The historic agreement between the Ministers of Agriculture of the G20 on 23 June 2011 in Paris underlines the importance of increasing world agricultural production, in particular that of wheat, to resolve the urgent challenges of hunger and food price volatility. Already very active on this issue, INRA, together with other national and international research and funding organisations from about ten countries, will launch the International Research Initiative for Wheat Improvement (IRIWI) in 2011. This initiative aims at reinforcing synergies between bread and durum wheat national and international research programmes to increase food security, nutritional value and safety while taking into account societal demands for sustainable and resilient agricultural production systems.
Wheat is one of the main staple crops in the world but the present production levels do not satisfy demand. With a world population of 9 billion in 2050, wheat demand is expected to increase by 70%. Annual wheat yield increases must jump from the current level of below 1% to at least 1.7%.
Repeated weather hazards in a context of global change, the constant rise in oil prices, speculation on agricultural markets are some of the factors reinforcing volatility of wheat prices and aggravating food insecurity in numerous countries.
Strengthening coordination of world wheat research
IRIWI will coordinate worldwide research efforts in the fields of wheat genetics, genomics and agronomy.

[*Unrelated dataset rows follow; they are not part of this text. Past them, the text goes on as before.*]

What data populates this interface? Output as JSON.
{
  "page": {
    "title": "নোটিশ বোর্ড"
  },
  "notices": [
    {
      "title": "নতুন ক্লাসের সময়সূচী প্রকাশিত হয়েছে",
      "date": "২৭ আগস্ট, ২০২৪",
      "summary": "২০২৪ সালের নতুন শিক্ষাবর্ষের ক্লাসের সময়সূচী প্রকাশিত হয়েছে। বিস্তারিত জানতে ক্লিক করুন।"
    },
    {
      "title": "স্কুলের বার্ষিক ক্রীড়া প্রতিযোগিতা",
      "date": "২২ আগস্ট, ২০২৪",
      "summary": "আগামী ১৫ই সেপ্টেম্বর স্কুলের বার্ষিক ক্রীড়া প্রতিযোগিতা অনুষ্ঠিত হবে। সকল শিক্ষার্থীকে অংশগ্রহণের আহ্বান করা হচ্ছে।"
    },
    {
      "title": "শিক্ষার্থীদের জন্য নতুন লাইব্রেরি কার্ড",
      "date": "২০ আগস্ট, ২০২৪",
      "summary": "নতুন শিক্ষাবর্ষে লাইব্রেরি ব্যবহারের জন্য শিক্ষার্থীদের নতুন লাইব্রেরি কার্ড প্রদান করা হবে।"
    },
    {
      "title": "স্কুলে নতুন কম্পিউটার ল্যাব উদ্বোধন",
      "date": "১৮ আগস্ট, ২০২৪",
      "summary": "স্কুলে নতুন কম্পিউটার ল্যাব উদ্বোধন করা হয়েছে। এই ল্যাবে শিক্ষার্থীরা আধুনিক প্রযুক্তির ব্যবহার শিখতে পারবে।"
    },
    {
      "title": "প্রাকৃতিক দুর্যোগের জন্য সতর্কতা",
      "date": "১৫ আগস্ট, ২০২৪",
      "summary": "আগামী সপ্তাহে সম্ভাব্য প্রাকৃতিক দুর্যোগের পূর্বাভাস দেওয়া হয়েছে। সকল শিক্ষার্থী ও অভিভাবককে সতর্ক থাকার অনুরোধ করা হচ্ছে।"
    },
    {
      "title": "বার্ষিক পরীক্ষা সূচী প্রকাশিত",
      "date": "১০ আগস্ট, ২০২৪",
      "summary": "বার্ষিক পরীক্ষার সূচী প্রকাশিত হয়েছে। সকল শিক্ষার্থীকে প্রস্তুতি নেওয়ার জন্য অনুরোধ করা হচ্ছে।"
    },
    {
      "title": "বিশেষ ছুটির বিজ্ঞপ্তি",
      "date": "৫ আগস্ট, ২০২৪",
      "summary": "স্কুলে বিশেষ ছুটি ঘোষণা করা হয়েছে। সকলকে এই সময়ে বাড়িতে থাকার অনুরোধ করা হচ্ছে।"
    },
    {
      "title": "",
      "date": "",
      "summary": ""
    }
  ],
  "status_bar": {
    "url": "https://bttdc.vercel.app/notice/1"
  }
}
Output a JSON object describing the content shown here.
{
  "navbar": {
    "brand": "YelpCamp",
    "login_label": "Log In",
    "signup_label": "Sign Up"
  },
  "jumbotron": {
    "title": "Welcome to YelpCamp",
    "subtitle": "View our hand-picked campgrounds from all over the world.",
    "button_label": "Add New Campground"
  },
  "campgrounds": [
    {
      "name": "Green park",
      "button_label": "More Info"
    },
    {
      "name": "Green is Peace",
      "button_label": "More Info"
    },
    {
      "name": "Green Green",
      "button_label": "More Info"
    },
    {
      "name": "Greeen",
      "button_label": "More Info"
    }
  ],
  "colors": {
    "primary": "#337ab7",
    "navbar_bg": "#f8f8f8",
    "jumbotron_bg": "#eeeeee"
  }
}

Both Northern and Southern countries share the need to improve wheat yield, tolerance to stress, pathogens and pests, as well as wheat resource use efficiency. Improved agronomic practices and development of innovative cropping systems are also a priority. Several large national research programmes on wheat have been launched recently in Northern countries. CIMMYT and ICARDA have presented a new CGIAR research programme called WHEAT for the developing world.
As part of its activities, IRIWI will provide a forum to facilitate communication between research groups, identify potential synergies and encourage collaborations among major existing or emerging nationally, regionally and internationally (public and private) funded wheat research programmes. It will also support the development of publicly available integrated databases and platforms and establish and periodically update priorities for wheat research of global relevance.
Sharing resources, methods and expertise to improve and stabilise yields
The on-going efforts to decipher the wheat genome sequence, as well as the development of high throughput genotyping and phenotyping tools, will provide new ways to exploit more efficiently the available genetic diversity and create new wheat varieties by public and private breeders. Development and adoption of precise and site-specific management techniques will lead to the improvement of production systems. The IRIWI will facilitate and ensure the rapid exchange of information and know-how between researchers, and will organize knowledge transfer to breeders and farmers.
These actions will allow the creation of improved wheat varieties and the dissemination of better agronomic practices worldwide in the next 15 years. These new wheat varieties and agronomic practises will allow farmers to stably produce more and better wheat in different environments.
IRIWI reinforces INRA’s long-term involvement in research in wheat improvement. Recently, the BREEDWHEAT project was selected by the French Stimulus Initative. BREEDWHEAT is carried out in coordination with or contributes to other international initiatives, such as the WHEAT-Global Alliance project for food security in Southern countries, conducted by the CIMMYT and the International Wheat Sequencing Programme coordinated by the IWGSC.